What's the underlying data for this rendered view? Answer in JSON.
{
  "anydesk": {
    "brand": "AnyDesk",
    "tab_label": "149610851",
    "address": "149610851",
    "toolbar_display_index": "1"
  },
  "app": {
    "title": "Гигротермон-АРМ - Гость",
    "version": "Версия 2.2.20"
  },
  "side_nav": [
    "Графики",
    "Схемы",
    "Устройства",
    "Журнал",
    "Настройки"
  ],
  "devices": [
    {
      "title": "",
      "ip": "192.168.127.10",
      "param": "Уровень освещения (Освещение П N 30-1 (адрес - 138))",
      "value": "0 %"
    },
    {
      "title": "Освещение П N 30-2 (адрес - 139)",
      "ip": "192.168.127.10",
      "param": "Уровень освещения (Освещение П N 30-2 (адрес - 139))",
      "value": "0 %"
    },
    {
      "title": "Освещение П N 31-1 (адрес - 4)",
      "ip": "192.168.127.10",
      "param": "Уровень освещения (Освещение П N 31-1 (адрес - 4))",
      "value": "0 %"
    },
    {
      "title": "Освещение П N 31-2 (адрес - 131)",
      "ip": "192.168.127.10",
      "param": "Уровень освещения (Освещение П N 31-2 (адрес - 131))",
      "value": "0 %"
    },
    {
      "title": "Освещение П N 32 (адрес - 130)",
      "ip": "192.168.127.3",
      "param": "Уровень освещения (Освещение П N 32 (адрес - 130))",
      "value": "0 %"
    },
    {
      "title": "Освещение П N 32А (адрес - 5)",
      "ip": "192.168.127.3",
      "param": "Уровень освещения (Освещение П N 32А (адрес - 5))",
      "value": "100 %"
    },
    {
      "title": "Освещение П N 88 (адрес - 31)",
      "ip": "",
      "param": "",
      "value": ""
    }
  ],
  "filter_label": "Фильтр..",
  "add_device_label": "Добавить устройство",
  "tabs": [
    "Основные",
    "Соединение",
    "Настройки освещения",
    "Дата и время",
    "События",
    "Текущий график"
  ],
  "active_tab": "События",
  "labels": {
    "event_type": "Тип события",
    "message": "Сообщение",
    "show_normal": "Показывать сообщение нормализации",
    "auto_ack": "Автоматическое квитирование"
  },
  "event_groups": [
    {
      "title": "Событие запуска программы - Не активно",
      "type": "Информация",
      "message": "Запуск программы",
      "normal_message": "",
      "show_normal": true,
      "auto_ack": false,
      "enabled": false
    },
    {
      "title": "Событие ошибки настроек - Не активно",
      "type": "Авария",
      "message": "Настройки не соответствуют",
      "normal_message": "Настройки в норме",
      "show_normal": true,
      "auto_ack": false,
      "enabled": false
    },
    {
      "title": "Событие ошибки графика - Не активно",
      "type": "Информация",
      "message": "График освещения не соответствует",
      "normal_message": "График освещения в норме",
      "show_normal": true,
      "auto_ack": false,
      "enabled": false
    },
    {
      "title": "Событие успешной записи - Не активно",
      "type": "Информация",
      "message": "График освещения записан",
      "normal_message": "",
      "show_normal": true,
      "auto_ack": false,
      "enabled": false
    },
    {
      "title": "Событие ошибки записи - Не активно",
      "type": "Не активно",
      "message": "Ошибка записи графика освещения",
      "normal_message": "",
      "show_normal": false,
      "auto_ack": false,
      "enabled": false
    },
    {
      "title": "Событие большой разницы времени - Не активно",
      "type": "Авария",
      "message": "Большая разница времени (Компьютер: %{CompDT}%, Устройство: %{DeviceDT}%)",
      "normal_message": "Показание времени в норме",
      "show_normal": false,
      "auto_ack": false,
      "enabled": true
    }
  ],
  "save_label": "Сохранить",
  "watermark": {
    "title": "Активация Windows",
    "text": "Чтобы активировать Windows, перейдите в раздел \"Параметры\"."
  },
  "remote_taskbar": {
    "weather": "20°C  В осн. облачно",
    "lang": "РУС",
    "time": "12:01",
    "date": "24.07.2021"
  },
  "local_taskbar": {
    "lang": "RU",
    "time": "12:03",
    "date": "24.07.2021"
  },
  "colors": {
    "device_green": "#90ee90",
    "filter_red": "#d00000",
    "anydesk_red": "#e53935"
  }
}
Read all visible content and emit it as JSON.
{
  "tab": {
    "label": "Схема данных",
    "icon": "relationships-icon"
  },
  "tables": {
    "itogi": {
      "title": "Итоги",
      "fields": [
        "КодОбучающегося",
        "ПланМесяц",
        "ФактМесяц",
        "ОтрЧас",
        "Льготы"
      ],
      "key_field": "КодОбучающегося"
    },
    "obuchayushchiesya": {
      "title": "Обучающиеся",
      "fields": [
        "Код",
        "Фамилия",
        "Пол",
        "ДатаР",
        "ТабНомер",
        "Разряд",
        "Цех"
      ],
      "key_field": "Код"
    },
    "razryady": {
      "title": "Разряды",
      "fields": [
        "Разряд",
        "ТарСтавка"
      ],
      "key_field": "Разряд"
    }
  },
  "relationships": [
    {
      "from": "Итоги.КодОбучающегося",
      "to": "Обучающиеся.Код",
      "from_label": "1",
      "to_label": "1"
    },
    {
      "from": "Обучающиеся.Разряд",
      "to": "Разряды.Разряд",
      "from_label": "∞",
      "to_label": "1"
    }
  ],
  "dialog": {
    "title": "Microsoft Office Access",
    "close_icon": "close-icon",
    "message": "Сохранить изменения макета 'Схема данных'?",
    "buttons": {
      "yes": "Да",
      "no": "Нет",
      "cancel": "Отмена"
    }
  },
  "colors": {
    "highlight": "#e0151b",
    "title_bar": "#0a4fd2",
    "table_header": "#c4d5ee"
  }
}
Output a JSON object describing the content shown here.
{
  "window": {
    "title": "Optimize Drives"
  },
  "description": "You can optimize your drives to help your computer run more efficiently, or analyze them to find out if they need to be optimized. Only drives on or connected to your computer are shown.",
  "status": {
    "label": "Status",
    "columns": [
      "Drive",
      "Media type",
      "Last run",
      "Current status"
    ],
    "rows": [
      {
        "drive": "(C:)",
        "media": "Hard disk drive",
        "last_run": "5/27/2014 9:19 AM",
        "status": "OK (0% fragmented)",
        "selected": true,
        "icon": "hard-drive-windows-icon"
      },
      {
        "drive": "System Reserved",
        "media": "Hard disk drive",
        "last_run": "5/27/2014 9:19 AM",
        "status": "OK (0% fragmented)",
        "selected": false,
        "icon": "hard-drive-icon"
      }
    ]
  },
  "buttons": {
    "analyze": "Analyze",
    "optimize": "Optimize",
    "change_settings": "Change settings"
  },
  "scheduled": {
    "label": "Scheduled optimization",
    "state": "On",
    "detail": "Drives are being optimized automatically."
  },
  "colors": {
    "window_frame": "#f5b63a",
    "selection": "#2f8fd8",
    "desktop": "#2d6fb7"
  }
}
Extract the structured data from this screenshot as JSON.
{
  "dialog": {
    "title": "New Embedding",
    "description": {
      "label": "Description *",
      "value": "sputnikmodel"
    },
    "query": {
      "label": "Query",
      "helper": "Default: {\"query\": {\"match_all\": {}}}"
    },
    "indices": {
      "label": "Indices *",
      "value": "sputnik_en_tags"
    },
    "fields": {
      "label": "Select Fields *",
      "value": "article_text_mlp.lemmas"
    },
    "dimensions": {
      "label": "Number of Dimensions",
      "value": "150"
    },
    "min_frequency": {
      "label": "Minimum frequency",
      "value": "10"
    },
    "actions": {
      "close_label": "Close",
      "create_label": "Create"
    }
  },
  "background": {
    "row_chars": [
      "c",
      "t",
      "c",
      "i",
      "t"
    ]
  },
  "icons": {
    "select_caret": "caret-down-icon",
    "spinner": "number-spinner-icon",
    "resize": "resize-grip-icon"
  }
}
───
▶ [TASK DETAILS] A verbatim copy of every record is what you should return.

▶ [FINISHED EXERCISE]
What's the underlying data for this rendered view? Answer in JSON.
{
  "anydesk": {
    "brand": "AnyDesk",
    "tab_label": "149610851",
    "address": "149610851",
    "toolbar_display_index": "1"
  },
  "app": {
    "title": "Гигротермон-АРМ - Гость",
    "version": "Версия 2.2.20"
  },
  "side_nav": [
    "Графики",
    "Схемы",
    "Устройства",
    "Журнал",
    "Настройки"
  ],
  "devices": [
    {
      "title": "",
      "ip": "192.168.127.10",
      "param": "Уровень освещения (Освещение П N 30-1 (адрес - 138))",
      "value": "0 %"
    },
    {
      "title": "Освещение П N 30-2 (адрес - 139)",
      "ip": "192.168.127.10",
      "param": "Уровень освещения (Освещение П N 30-2 (адрес - 139))",
      "value": "0 %"
    },
    {
      "title": "Освещение П N 31-1 (адрес - 4)",
      "ip": "192.168.127.10",
      "param": "Уровень освещения (Освещение П N 31-1 (адрес - 4))",
      "value": "0 %"
    },
    {
      "title": "Освещение П N 31-2 (адрес - 131)",
      "ip": "192.168.127.10",
      "param": "Уровень освещения (Освещение П N 31-2 (адрес - 131))",
      "value": "0 %"
    },
    {
      "title": "Освещение П N 32 (адрес - 130)",
      "ip": "192.168.127.3",
      "param": "Уровень освещения (Освещение П N 32 (адрес - 130))",
      "value": "0 %"
    },
    {
      "title": "Освещение П N 32А (адрес - 5)",
      "ip": "192.168.127.3",
      "param": "Уровень освещения (Освещение П N 32А (адрес - 5))",
      "value": "100 %"
    },
    {
      "title": "Освещение П N 88 (адрес - 31)",
      "ip": "",
      "param": "",
      "value": ""
    }
  ],
  "filter_label": "Фильтр..",
  "add_device_label": "Добавить устройство",
  "tabs": [
    "Основные",
    "Соединение",
    "Настройки освещения",
    "Дата и время",
    "События",
    "Текущий график"
  ],
  "active_tab": "События",
  "labels": {
    "event_type": "Тип события",
    "message": "Сообщение",
    "show_normal": "Показывать сообщение нормализации",
    "auto_ack": "Автоматическое квитирование"
  },
  "event_groups": [
    {
      "title": "Событие запуска программы - Не активно",
      "type": "Информация",
      "message": "Запуск программы",
      "normal_message": "",
      "show_normal": true,
      "auto_ack": false,
      "enabled": false
    },
    {
      "title": "Событие ошибки настроек - Не активно",
      "type": "Авария",
      "message": "Настройки не соответствуют",
      "normal_message": "Настройки в норме",
      "show_normal": true,
      "auto_ack": false,
      "enabled": false
    },
    {
      "title": "Событие ошибки графика - Не активно",
      "type": "Информация",
      "message": "График освещения не соответствует",
      "normal_message": "График освещения в норме",
      "show_normal": true,
      "auto_ack": false,
      "enabled": false
    },
    {
      "title": "Событие успешной записи - Не активно",
      "type": "Информация",
      "message": "График освещения записан",
      "normal_message": "",
      "show_normal": true,
      "auto_ack": false,
      "enabled": false
    },
    {
      "title": "Событие ошибки записи - Не активно",
      "type": "Не активно",
      "message": "Ошибка записи графика освещения",
      "normal_message": "",
      "show_normal": false,
      "auto_ack": false,
      "enabled": false
    },
    {
      "title": "Событие большой разницы времени - Не активно",
      "type": "Авария",
      "message": "Большая разница времени (Компьютер: %{CompDT}%, Устройство: %{DeviceDT}%)",
      "normal_message": "Показание времени в норме",
      "show_normal": false,
      "auto_ack": false,
      "enabled": true
    }
  ],
  "save_label": "Сохранить",
  "watermark": {
    "title": "Активация Windows",
    "text": "Чтобы активировать Windows, перейдите в раздел \"Параметры\"."
  },
  "remote_taskbar": {
    "weather": "20°C  В осн. облачно",
    "lang": "РУС",
    "time": "12:01",
    "date": "24.07.2021"
  },
  "local_taskbar": {
    "lang": "RU",
    "time": "12:03",
    "date": "24.07.2021"
  },
  "colors": {
    "device_green": "#90ee90",
    "filter_red": "#d00000",
    "anydesk_red": "#e53935"
  }
}
Read all visible content and emit it as JSON.
{
  "tab": {
    "label": "Схема данных",
    "icon": "relationships-icon"
  },
  "tables": {
    "itogi": {
      "title": "Итоги",
      "fields": [
        "КодОбучающегося",
        "ПланМесяц",
        "ФактМесяц",
        "ОтрЧас",
        "Льготы"
      ],
      "key_field": "КодОбучающегося"
    },
    "obuchayushchiesya": {
      "title": "Обучающиеся",
      "fields": [
        "Код",
        "Фамилия",
        "Пол",
        "ДатаР",
        "ТабНомер",
        "Разряд",
        "Цех"
      ],
      "key_field": "Код"
    },
    "razryady": {
      "title": "Разряды",
      "fields": [
        "Разряд",
        "ТарСтавка"
      ],
      "key_field": "Разряд"
    }
  },
  "relationships": [
    {
      "from": "Итоги.КодОбучающегося",
      "to": "Обучающиеся.Код",
      "from_label": "1",
      "to_label": "1"
    },
    {
      "from": "Обучающиеся.Разряд",
      "to": "Разряды.Разряд",
      "from_label": "∞",
      "to_label": "1"
    }
  ],
  "dialog": {
    "title": "Microsoft Office Access",
    "close_icon": "close-icon",
    "message": "Сохранить изменения макета 'Схема данных'?",
    "buttons": {
      "yes": "Да",
      "no": "Нет",
      "cancel": "Отмена"
    }
  },
  "colors": {
    "highlight": "#e0151b",
    "title_bar": "#0a4fd2",
    "table_header": "#c4d5ee"
  }
}
Output a JSON object describing the content shown here.
{
  "window": {
    "title": "Optimize Drives"
  },
  "description": "You can optimize your drives to help your computer run more efficiently, or analyze them to find out if they need to be optimized. Only drives on or connected to your computer are shown.",
  "status": {
    "label": "Status",
    "columns": [
      "Drive",
      "Media type",
      "Last run",
      "Current status"
    ],
    "rows": [
      {
        "drive": "(C:)",
        "media": "Hard disk drive",
        "last_run": "5/27/2014 9:19 AM",
        "status": "OK (0% fragmented)",
        "selected": true,
        "icon": "hard-drive-windows-icon"
      },
      {
        "drive": "System Reserved",
        "media": "Hard disk drive",
        "last_run": "5/27/2014 9:19 AM",
        "status": "OK (0% fragmented)",
        "selected": false,
        "icon": "hard-drive-icon"
      }
    ]
  },
  "buttons": {
    "analyze": "Analyze",
    "optimize": "Optimize",
    "change_settings": "Change settings"
  },
  "scheduled": {
    "label": "Scheduled optimization",
    "state": "On",
    "detail": "Drives are being optimized automatically."
  },
  "colors": {
    "window_frame": "#f5b63a",
    "selection": "#2f8fd8",
    "desktop": "#2d6fb7"
  }
}
Extract the structured data from this screenshot as JSON.
{
  "dialog": {
    "title": "New Embedding",
    "description": {
      "label": "Description *",
      "value": "sputnikmodel"
    },
    "query": {
      "label": "Query",
      "helper": "Default: {\"query\": {\"match_all\": {}}}"
    },
    "indices": {
      "label": "Indices *",
      "value": "sputnik_en_tags"
    },
    "fields": {
      "label": "Select Fields *",
      "value": "article_text_mlp.lemmas"
    },
    "dimensions": {
      "label": "Number of Dimensions",
      "value": "150"
    },
    "min_frequency": {
      "label": "Minimum frequency",
      "value": "10"
    },
    "actions": {
      "close_label": "Close",
      "create_label": "Create"
    }
  },
  "background": {
    "row_chars": [
      "c",
      "t",
      "c",
      "i",
      "t"
    ]
  },
  "icons": {
    "select_caret": "caret-down-icon",
    "spinner": "number-spinner-icon",
    "resize": "resize-grip-icon"
  }
}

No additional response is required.